Required action:
Read the records beneath this task and copy every line that contains the string "JSON".

Dataset rows for apps and sites:
* * *

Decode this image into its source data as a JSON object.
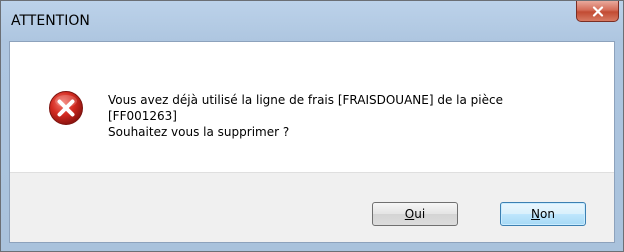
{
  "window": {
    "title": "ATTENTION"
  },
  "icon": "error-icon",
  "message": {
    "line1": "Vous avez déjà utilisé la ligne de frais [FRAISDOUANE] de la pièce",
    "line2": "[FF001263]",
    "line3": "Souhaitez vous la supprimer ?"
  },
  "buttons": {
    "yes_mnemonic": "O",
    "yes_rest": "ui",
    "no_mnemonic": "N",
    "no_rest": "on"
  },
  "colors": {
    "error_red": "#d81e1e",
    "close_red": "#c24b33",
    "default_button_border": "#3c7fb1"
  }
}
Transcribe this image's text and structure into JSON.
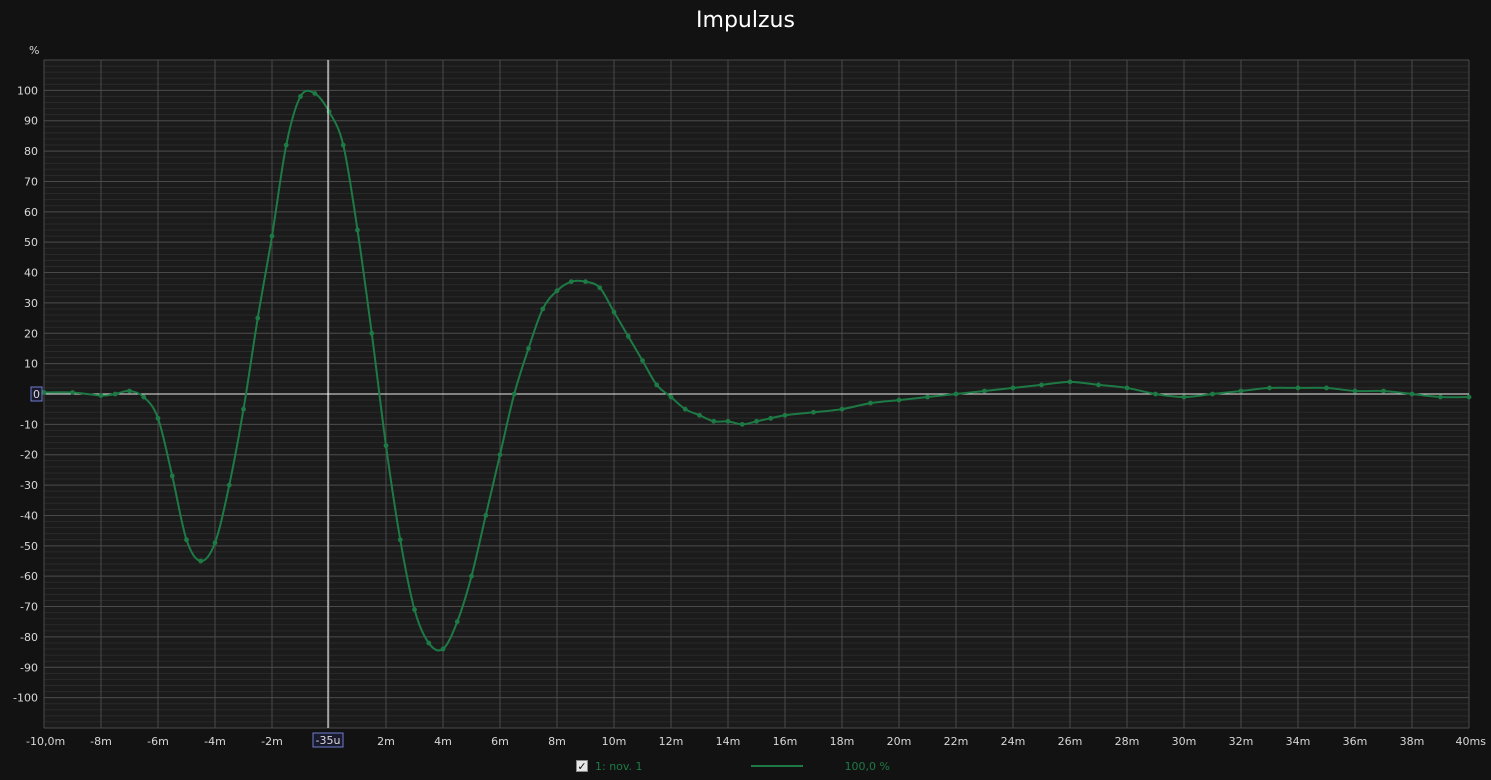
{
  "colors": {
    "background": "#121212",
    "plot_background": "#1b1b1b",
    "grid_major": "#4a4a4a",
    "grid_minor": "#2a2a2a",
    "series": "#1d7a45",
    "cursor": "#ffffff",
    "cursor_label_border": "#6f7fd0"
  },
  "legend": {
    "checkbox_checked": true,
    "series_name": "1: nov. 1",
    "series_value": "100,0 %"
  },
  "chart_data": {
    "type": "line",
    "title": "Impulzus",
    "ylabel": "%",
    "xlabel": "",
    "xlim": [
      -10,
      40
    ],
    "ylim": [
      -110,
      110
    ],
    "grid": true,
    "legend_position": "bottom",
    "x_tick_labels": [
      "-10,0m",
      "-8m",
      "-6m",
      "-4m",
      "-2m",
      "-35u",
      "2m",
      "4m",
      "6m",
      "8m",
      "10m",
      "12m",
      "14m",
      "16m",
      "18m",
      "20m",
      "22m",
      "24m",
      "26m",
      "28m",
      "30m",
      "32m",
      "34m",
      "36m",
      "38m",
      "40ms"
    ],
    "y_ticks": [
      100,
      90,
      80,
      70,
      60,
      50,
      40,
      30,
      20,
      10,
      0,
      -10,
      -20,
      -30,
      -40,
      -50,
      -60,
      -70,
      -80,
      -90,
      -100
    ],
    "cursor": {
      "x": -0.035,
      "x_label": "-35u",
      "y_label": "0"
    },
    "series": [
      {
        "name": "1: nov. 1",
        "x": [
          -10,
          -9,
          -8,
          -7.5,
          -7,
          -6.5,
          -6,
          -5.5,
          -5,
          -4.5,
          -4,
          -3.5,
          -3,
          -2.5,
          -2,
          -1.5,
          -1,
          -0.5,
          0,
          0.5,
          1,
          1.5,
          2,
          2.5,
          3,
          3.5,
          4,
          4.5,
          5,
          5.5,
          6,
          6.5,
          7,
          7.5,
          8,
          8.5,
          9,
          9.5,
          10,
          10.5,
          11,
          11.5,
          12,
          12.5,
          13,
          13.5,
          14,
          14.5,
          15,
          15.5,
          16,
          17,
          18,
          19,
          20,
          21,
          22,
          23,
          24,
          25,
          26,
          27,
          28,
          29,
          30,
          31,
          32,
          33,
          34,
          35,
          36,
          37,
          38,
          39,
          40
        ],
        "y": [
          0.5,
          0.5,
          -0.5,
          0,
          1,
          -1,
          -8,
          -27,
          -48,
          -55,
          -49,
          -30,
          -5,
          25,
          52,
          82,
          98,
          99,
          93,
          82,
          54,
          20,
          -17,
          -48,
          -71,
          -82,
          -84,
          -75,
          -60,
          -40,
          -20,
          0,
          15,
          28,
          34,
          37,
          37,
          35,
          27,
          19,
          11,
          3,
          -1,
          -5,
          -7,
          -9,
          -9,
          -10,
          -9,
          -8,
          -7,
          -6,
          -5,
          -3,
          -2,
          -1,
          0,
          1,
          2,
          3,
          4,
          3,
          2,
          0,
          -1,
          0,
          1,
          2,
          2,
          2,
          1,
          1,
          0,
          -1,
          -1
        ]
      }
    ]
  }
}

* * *

Result:
Decode this image into its source data as a JSON object.
Transcribe this image's text and structure into JSON.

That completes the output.